> [Directions for this task]: Copy out each line of the entries where the word "true" is present.

***** The data *****

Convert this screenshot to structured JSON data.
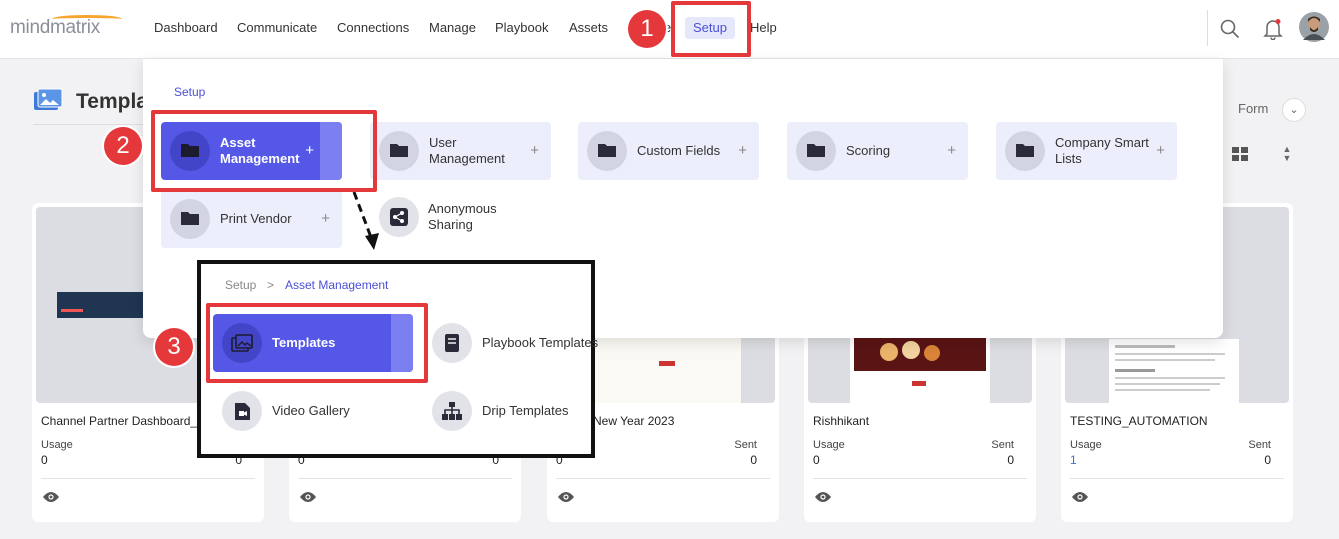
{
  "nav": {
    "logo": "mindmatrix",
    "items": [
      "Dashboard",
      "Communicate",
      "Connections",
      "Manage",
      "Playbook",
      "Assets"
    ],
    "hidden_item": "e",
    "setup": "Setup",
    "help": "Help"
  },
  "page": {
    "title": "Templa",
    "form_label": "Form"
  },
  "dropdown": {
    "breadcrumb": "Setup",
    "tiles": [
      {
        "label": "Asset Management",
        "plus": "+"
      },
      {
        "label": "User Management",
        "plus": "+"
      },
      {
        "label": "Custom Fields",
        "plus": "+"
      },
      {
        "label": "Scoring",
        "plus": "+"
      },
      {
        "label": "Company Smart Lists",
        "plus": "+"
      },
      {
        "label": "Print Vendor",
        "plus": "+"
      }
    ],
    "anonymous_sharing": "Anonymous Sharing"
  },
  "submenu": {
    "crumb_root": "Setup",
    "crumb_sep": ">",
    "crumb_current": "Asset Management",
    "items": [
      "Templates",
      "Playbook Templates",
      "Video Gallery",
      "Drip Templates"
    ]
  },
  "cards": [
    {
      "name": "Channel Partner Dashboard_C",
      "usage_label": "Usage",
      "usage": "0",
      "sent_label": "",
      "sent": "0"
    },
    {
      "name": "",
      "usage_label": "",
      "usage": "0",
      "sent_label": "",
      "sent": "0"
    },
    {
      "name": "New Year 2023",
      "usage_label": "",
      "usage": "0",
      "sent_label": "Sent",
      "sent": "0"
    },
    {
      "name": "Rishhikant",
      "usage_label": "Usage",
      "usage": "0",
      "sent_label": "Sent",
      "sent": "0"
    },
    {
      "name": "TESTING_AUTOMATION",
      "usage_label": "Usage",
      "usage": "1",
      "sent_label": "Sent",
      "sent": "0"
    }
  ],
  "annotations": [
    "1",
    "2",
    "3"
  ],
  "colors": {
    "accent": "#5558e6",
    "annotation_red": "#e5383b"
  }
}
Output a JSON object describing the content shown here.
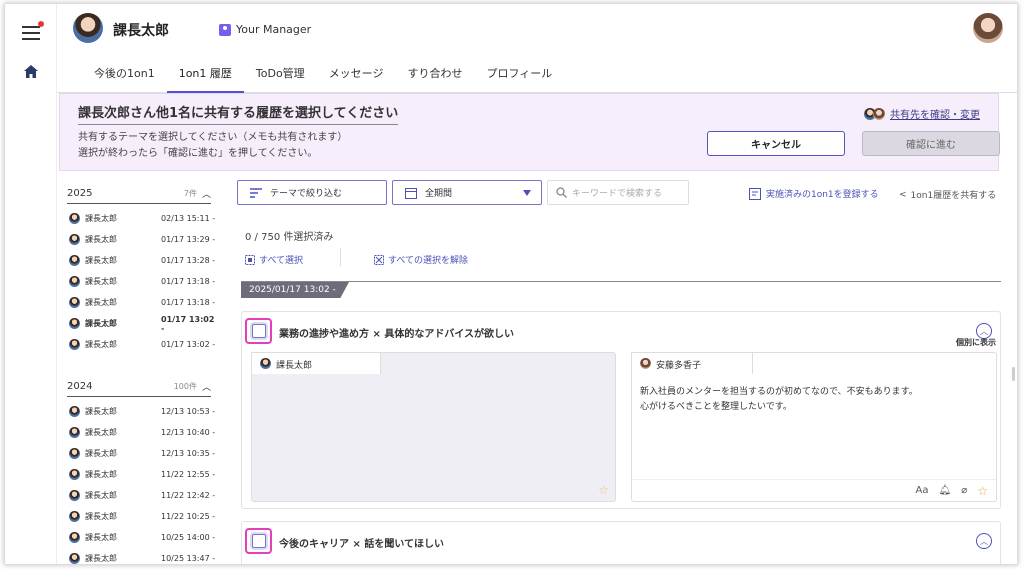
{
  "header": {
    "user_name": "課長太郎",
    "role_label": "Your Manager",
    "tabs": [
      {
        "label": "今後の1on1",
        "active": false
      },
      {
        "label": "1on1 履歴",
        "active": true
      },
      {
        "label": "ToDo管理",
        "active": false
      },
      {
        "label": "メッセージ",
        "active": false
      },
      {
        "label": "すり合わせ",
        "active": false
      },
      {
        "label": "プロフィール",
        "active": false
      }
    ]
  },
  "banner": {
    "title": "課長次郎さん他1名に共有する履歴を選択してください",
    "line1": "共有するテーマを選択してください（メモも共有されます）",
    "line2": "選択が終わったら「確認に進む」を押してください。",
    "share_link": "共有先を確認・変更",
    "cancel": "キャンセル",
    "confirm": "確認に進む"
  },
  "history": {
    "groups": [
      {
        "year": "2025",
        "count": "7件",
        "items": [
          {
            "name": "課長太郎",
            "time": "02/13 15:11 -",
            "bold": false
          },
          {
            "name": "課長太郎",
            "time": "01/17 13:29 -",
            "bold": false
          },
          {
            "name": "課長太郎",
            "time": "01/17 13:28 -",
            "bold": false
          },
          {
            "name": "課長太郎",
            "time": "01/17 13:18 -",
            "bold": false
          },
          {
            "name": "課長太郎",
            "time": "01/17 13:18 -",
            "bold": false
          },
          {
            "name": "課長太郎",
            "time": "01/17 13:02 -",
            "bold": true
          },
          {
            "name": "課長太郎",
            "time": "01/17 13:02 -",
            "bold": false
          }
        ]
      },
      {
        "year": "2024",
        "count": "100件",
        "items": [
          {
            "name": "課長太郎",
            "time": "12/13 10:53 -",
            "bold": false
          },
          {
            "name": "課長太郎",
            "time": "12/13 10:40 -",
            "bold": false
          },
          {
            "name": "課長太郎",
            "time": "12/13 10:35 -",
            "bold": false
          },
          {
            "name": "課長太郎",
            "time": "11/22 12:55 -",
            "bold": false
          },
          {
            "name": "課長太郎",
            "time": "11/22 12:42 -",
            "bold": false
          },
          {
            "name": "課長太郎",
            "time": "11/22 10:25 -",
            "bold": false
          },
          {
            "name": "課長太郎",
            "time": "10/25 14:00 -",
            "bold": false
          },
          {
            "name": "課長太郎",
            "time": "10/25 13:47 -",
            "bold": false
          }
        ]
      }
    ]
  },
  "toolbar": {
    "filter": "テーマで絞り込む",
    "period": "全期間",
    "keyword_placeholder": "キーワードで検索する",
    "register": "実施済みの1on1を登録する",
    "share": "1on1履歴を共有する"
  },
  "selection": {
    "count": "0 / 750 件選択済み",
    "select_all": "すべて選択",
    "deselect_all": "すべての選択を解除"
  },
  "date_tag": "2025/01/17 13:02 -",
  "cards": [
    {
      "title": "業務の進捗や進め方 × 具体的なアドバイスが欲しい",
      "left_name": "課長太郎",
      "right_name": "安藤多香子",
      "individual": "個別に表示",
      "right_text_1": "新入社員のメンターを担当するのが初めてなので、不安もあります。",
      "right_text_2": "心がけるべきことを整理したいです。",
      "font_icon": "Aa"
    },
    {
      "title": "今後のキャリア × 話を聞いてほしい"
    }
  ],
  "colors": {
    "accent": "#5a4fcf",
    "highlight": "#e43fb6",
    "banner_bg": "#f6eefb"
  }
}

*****
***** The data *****

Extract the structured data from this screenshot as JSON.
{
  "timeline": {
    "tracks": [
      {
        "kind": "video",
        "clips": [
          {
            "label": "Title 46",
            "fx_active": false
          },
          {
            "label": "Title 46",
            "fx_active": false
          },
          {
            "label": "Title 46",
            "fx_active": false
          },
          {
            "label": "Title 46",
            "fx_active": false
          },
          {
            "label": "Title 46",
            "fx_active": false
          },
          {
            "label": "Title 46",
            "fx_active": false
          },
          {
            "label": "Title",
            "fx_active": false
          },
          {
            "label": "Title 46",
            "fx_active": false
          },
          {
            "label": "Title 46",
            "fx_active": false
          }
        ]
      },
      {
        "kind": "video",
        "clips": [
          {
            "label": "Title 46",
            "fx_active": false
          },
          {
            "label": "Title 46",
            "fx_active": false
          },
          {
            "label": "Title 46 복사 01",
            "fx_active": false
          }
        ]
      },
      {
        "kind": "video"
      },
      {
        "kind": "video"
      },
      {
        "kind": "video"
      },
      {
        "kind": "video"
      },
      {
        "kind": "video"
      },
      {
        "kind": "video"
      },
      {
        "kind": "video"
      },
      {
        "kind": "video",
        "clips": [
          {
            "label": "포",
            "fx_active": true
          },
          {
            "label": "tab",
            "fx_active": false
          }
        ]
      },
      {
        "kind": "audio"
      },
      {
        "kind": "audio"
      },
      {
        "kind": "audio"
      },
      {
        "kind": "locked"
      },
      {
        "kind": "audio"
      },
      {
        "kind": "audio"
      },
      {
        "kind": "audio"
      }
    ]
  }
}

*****

> [Expected answer]:
        "active": true
            "bold": true
            "fx_active": true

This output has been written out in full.